When I make a lot of half-blind dovetails, I’ll use a drill press to help bore out the waste between the pins.
The video below shows how I do. Some caveats to consider before you try to cram your boot between my buttocks via a comment below:
1. Ya, I use machines at times to reduce drudgery. Thicknessing rough stock and removing pin waste are two tasks I dislike. If I have two drawers to make, I’ll chop them out. If I have two carcases and five drawers, the drill press saves time. If this shocks you, you must be new here.
2. This is safe. I’ve heard people say you should clamp the work before every hole in times like this. I see it this way: I have an excellent control surface (the fence). The vast majority of the cutting force is down, like a band saw. And my hands are at least 6” from the bit. It’s an operation that is similar to using a powered miter saw, but safer.
3. Try it. No, no, not in your head. In your shop.

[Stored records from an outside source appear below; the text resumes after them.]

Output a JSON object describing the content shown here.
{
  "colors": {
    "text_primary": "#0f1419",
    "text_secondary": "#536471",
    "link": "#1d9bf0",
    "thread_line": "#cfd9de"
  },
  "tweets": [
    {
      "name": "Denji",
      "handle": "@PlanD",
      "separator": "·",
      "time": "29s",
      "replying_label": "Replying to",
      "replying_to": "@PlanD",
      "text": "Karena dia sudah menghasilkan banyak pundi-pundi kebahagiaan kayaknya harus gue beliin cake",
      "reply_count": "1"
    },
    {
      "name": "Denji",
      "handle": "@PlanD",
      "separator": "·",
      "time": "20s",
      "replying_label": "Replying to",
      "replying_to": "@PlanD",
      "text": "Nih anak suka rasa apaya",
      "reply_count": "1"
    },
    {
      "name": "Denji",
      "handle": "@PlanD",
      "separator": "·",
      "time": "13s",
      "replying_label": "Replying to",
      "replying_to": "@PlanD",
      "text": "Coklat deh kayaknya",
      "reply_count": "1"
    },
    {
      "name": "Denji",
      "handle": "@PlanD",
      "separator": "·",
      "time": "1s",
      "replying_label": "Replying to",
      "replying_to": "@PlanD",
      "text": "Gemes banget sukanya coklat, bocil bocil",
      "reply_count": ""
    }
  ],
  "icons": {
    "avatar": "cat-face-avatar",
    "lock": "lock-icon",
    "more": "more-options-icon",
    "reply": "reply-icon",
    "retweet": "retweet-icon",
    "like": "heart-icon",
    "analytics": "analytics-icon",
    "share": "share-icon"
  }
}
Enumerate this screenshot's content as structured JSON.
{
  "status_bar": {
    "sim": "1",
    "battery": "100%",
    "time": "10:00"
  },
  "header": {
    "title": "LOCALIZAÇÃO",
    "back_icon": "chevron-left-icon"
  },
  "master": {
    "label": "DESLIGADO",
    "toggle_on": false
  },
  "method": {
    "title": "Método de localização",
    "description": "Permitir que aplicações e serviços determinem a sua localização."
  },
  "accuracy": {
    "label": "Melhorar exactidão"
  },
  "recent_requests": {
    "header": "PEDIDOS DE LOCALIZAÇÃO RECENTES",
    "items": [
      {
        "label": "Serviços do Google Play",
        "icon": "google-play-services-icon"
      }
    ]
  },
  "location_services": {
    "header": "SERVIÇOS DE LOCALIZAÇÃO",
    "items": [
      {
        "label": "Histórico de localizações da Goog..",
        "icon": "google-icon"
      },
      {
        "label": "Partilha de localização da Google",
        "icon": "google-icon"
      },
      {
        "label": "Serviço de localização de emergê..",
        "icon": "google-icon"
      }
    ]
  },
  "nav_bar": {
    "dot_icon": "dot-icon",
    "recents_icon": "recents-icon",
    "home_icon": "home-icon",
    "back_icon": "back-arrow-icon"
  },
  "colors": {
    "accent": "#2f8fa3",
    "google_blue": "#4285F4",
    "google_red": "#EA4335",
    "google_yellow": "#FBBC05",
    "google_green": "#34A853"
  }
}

In this video I’m working in 3/4”-thick stock, so I’m using a 3/4” Forstner set to bore down 1/2” into the work. A quick puff of air between holes (good thing I’m not a smoker) blows the chips away so I can slide my work left or right.
The Forstner allows me to overlap my holes a lot. This results in an almost-flat baseline and reduces paring. I do have to do a little chopping and paring at the end, but I know this is a big time-saver when building big casework pieces. There you have it: drill press dovetails.
— Christopher Schwarz
Want a boot camp dovetail experience? Check out Chuck Bender’s “Dovetail Apprenticeship” – it’s an excellent DVD from one of the country’s best craftsmen.